> [What needs to be done]:
From the entries below, copy each line in which the word "证件号码已被注册" occurs.

· · · ·

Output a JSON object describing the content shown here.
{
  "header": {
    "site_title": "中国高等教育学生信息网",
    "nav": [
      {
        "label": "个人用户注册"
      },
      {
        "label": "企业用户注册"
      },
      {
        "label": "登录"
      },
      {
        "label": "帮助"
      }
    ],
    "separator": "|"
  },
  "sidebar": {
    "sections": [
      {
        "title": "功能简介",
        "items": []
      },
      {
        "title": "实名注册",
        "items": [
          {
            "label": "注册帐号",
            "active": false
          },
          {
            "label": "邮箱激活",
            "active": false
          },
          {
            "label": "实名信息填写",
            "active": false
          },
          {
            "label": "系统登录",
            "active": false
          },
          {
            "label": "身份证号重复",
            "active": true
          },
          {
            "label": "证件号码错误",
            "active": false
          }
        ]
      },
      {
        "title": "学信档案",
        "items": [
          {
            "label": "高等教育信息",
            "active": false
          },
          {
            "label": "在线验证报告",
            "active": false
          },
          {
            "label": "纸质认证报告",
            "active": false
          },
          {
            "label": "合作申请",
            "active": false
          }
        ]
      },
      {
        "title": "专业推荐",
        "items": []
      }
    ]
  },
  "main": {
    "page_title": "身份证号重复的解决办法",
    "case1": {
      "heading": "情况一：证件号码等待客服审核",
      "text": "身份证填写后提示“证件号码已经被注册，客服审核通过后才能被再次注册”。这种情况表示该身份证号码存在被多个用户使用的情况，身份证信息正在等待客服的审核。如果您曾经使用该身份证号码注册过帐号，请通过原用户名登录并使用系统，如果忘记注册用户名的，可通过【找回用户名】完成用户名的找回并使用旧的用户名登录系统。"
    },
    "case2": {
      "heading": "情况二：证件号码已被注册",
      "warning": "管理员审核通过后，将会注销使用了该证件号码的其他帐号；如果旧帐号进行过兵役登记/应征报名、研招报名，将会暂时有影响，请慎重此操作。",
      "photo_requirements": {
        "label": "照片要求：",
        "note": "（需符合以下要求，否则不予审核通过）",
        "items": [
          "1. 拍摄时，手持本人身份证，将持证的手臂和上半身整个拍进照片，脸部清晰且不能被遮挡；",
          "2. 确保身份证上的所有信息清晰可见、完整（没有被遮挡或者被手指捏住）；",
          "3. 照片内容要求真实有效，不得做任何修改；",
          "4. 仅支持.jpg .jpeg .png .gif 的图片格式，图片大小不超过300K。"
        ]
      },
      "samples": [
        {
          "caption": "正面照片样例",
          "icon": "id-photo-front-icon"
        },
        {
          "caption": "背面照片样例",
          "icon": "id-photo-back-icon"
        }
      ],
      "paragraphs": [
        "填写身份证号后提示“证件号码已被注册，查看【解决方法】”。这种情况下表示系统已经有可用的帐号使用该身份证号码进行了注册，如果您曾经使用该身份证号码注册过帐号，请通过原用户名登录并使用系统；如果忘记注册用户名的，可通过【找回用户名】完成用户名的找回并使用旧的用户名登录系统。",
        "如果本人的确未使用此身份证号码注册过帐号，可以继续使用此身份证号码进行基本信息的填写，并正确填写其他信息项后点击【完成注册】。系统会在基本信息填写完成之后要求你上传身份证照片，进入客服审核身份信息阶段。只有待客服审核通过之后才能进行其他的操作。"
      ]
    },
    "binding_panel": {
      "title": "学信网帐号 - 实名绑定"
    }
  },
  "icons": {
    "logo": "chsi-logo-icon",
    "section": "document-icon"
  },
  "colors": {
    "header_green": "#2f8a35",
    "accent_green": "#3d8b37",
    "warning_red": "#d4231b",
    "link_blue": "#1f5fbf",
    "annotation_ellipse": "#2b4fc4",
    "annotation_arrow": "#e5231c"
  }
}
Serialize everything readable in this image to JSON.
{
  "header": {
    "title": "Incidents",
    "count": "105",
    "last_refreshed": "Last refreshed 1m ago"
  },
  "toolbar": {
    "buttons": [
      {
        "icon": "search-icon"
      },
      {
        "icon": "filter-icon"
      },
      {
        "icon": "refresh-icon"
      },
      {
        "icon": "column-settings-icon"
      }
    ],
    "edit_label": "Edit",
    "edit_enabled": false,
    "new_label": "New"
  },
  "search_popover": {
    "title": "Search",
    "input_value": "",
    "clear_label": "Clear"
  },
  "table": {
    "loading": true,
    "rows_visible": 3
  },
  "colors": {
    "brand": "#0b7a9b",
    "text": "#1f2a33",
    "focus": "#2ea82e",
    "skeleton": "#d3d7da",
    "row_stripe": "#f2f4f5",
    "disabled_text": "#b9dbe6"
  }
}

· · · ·

> [Response area]:
      "heading": "情况二：证件号码已被注册",
        "填写身份证号后提示“证件号码已被注册，查看【解决方法】”。这种情况下表示系统已经有可用的帐号使用该身份证号码进行了注册，如果您曾经使用该身份证号码注册过帐号，请通过原用户名登录并使用系统；如果忘记注册用户名的，可通过【找回用户名】完成用户名的找回并使用旧的用户名登录系统。",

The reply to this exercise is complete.